Worst Social Media for Mental Health in 2023? Instagram is the Winner

As a small business owner, I‘ve seen social media evolve from a novel way to connect to an integral part of life for many. However, increased usage – especially among teens – has been linked with rising rates of anxiety, depression and struggling self-esteem.

In this comprehensive analysis, I explore popular platforms‘ specific impacts and explain why Instagram ranks as the worst for mental health. As an entrepreneur relying on social media, I offer data and insights into safe usage.

Deciphering The Research

Multiple studies reveal how increased social media usage correlates to worsened mental health outcomes:

% Increase in Usage % Increase in Issues
Over 2 hrs daily use 20% higher reporting of mental health issues
1 hr more daily 13% more anxiety risks

However, some networks pose greater threats than others. Let‘s analyze the critical differences.

Ranking Networks from Worst to Best

Here I rank networks from most to least detrimental by examining features enabling anxiety, depression and self-image issues.

1. Instagram Triggers Most Harm

With its filtered photos and success-flaunting, Instagram takes the top spot for harming mental health. Research by the Royal Society for Public Health found it:

  • Most exacerbated anxiety, depression and body image issues
  • Highest bullying rates
  • Most linked with sleep loss and FOMO

Why Is Instagram Uniquely Harmful?

As an image-focused platform where everyone portrays unrealistic perfection, Instagram makes comparing lives inevitable. My small business clients often report lower confidence after Instagram use. Alarmingly, cosmetic surgery rates have increased to emulate filtered looks.

Instagram‘s algorithm also prioritizes engagement over user well-being, filling feeds with triggering influencers and ads alongside friends. There are few limits on hiding or removing followers, enabling silent rejections.

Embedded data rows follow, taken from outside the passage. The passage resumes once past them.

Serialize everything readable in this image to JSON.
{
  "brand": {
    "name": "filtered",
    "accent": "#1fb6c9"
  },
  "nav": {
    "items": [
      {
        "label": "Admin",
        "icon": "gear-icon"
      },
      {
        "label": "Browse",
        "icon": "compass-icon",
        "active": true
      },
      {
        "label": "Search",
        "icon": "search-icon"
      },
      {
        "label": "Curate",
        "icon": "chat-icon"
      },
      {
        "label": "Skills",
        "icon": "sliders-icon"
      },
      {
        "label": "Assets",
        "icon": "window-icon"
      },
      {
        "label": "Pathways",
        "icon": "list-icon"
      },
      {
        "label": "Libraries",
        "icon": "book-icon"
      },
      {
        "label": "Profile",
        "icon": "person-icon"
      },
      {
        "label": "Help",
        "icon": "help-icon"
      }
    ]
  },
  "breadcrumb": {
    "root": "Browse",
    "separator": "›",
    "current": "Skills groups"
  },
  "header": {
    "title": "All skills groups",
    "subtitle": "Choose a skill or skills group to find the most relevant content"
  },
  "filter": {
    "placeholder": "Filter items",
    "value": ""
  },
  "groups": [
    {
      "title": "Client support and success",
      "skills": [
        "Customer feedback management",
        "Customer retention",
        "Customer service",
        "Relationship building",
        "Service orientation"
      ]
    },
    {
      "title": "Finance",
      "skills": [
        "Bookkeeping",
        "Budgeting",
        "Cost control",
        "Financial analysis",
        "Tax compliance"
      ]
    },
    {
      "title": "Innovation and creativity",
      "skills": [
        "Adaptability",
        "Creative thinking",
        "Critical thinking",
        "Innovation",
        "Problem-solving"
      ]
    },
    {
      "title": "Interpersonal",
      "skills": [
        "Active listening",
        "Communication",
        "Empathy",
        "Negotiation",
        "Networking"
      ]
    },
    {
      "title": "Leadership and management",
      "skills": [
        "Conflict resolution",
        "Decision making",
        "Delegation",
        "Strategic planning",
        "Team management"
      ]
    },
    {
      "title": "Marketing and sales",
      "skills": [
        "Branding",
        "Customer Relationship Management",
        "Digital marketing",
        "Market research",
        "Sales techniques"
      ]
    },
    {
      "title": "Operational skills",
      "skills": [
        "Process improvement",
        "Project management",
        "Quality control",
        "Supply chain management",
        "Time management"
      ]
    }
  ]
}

Ultimately Instagram‘s formula pushes appearances and validation-seeking in a way unmatched by other platforms.

2. Facebook Can Also Damage Well-Being

While I‘ve built community around my business on Facebook, it poses mental health threats as well. A 2021 study on social media and depression found that increased Facebook use was linked to:

  • 32% higher depressive symptom risks
  • 55% more psychological distress

Facebook enables unrealistic self-portrayals and arguments in comments. Controversial posts also trigger anxiety and cut off friendships. The constant life comparisons can quickly damage self-worth.

Why Facebook Is Less Risky Than Instagram

However, Facebook differs from Instagram in key ways:

  • Less sole focus on appearances
  • More substance through text statuses
  • Built-in support groups around shared interests
  • Easier to control privacy and remove bullies/negative connections

So while still risky, Facebook offers more positives than photo-forward apps.

3. Snapchat and TikTok Also Pose Threats

While less research exists on emerging platforms, my early analysis suggests Snapchat and TikTok similarly enable anxiety, depression and self-consciousness – especially among younger users.

Both apps:

  • Center on photo/video sharing
  • Emphasize visuals over substantive connections
  • Use algorithms optimizing engagement over wellness

Snapchat also pressurizes daily communication through "snap streaks." TikTok recommendations quickly enable harmful comparison and overuse.

4. Twitter and YouTube Have Trade-Offs

YouTube can provide community but carries mental health risks with unmonitored video content. Twitter facilitates discussion but enables anonymous harassment.

Overall, these platforms appear less harmful than photo/video-centric apps for younger users but worse for older groups more vulnerable to online toxicity.

Mitigating Social Media‘s Risks

Rather than fully quitting platforms providing connections and entertainment, users should:

  • Consciously limit daily usage
  • Take regular breaks for perspective
  • Curate feeds to inspirational sources
  • Remember no one portrays their full reality online

As with any powerful tool, the risks can be balanced with awareness, wisdom and protective steps.

The Bottom Line

Through my entrepreneur lens, social media clearly impacts mental health in good and bad ways. As usage continues growing, citizens and companies alike must pressure networks to make ethical, health-focused changes in algorithms and policies.

By taking proactive, moderate steps individual users can also benefit from connectivity while controlling risks.